Near by is not commonly used in this sense by native speakers.
Nearby, although also an adjective, is more common as an adverb. As in:
She lives nearby.
Also, while being used as an adjective, it's uncommon to use an article after nearby. See the example sentences in oxford:
But Mr Dodsworth claimed that nearby residents had all been in the
He believes that nearby shops may be using the banks to dump
And the copper giant has also adopted three primary
health centres in nearby villages.
You see the pattern? The creek nearby the grocery store doesn't quite sound right.
According to oxford, near to is equivalent to near (the proposition).
(also near to) At or to a short distance away from (a
the car park near the sawmill
do you live near here?
[SUPERLATIVE]: the table nearest the door
The third sentence is correct.
He went fishing in the creek near to the grocery store.
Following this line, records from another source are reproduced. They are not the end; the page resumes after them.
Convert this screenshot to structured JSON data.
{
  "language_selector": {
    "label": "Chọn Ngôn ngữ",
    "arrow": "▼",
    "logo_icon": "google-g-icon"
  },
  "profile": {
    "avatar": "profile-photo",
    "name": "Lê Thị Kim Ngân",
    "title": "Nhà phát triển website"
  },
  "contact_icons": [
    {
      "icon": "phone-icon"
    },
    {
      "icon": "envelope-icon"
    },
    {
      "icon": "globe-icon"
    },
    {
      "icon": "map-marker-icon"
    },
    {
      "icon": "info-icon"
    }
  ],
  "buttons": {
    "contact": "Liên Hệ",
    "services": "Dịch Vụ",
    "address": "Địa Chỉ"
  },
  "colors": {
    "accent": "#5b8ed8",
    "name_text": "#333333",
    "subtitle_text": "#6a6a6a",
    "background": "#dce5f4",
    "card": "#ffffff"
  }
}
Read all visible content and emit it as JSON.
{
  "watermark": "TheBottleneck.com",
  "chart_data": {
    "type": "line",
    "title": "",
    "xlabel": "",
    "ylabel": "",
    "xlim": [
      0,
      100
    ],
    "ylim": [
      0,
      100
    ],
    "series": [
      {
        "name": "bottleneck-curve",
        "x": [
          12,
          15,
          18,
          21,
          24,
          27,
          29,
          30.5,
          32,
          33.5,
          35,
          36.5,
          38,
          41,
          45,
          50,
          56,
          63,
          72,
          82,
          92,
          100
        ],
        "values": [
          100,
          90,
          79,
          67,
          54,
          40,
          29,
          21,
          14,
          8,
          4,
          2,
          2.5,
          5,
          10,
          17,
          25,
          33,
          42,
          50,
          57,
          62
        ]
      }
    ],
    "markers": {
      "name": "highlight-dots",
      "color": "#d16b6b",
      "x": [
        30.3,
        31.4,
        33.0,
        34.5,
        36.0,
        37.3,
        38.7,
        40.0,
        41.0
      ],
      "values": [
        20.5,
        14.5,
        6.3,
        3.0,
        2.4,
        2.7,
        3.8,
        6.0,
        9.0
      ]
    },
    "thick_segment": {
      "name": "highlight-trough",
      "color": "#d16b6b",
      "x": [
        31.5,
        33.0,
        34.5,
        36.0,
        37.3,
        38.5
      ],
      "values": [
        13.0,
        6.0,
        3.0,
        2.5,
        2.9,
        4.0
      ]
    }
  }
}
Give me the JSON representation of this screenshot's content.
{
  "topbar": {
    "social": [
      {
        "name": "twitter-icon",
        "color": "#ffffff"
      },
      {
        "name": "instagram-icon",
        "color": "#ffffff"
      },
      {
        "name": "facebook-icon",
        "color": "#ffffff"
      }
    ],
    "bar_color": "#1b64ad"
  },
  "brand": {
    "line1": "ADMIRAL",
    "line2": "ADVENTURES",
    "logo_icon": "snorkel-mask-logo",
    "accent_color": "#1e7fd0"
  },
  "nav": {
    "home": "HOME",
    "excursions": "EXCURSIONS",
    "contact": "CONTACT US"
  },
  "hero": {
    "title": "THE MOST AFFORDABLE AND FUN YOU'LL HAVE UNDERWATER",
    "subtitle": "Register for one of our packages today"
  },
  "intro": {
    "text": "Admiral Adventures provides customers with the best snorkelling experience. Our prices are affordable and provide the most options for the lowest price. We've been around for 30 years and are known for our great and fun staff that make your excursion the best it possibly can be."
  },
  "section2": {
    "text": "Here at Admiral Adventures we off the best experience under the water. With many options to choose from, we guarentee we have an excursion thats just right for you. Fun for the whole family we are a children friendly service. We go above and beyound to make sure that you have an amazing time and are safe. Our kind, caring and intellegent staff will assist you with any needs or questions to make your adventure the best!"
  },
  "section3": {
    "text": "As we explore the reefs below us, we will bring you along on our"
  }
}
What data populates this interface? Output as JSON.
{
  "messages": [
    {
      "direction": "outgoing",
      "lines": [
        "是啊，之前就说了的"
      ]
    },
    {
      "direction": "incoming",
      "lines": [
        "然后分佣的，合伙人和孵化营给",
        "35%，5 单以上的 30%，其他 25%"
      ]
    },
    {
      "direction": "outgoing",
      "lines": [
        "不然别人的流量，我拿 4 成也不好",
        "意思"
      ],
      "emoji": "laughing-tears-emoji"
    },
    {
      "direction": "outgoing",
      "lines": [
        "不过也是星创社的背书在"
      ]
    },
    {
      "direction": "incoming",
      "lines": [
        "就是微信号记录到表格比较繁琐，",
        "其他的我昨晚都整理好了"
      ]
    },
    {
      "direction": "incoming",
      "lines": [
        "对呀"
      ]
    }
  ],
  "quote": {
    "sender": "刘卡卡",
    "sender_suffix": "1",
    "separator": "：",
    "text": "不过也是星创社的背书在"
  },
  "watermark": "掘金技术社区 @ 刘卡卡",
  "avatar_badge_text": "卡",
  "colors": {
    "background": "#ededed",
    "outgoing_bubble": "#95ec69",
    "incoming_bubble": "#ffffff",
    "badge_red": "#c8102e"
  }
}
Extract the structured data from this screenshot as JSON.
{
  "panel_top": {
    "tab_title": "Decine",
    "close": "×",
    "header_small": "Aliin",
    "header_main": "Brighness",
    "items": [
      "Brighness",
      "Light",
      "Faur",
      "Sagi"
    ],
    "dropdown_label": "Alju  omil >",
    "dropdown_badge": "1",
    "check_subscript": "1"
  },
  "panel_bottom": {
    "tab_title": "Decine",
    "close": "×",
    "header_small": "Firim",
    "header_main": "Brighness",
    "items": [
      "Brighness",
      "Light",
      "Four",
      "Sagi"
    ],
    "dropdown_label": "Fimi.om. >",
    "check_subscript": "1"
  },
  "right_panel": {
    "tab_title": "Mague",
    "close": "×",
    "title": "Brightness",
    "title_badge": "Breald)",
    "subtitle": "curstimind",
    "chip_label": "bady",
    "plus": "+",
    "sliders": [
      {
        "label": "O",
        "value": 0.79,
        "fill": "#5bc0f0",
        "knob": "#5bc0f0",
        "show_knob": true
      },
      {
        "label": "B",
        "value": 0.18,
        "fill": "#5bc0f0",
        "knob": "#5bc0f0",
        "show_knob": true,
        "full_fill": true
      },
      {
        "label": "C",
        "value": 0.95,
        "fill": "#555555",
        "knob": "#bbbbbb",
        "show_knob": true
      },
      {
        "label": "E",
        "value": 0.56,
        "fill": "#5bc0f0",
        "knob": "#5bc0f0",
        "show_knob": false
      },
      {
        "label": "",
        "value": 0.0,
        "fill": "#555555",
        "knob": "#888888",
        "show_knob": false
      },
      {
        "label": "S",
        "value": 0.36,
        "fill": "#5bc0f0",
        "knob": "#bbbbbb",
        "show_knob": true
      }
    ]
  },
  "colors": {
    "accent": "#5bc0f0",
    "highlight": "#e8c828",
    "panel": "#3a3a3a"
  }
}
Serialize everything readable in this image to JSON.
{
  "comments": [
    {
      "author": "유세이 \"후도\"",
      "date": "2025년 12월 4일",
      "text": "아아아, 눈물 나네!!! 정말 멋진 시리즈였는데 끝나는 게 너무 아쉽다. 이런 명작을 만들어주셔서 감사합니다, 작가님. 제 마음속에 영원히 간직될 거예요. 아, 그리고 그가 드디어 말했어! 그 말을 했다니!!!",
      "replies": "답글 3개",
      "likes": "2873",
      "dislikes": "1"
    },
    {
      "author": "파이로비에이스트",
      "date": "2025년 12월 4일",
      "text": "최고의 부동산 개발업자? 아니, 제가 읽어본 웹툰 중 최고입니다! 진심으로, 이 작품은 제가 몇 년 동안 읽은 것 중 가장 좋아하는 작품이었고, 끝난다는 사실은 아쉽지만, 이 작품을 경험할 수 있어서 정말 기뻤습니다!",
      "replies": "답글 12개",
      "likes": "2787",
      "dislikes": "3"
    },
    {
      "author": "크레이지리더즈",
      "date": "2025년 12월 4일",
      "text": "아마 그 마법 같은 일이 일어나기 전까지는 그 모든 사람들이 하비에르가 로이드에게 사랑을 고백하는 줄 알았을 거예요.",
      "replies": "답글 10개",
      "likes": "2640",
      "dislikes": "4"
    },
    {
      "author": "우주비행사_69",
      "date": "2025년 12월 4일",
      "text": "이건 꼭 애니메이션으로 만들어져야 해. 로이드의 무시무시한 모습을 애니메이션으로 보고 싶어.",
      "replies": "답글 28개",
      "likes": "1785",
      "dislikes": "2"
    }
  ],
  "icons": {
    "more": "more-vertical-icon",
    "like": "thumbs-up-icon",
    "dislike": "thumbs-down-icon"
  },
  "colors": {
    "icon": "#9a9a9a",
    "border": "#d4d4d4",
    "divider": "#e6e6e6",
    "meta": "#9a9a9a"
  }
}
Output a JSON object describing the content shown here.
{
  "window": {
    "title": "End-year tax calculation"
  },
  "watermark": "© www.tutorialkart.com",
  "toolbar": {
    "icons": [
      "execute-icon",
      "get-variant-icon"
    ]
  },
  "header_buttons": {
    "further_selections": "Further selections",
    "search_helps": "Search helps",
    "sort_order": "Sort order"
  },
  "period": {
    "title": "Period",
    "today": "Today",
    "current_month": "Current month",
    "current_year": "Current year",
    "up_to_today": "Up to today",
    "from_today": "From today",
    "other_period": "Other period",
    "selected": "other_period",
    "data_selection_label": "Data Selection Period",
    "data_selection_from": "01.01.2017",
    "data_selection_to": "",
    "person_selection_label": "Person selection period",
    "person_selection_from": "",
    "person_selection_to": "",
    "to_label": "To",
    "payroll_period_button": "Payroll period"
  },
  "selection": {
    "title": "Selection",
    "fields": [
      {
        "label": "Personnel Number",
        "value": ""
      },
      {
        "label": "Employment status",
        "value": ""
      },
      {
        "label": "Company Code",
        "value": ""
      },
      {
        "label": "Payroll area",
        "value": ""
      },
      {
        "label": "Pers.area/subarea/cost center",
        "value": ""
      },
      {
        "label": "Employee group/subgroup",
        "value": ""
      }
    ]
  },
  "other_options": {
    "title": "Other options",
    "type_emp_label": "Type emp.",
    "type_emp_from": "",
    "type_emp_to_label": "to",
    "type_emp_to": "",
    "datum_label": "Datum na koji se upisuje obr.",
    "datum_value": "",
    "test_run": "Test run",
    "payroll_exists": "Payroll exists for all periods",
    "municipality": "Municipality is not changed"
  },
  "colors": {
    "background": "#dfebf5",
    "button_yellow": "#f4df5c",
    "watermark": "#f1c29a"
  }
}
But a native speaker is more likely to drop the pronoun.
He went fishing in the creek near the grocery store.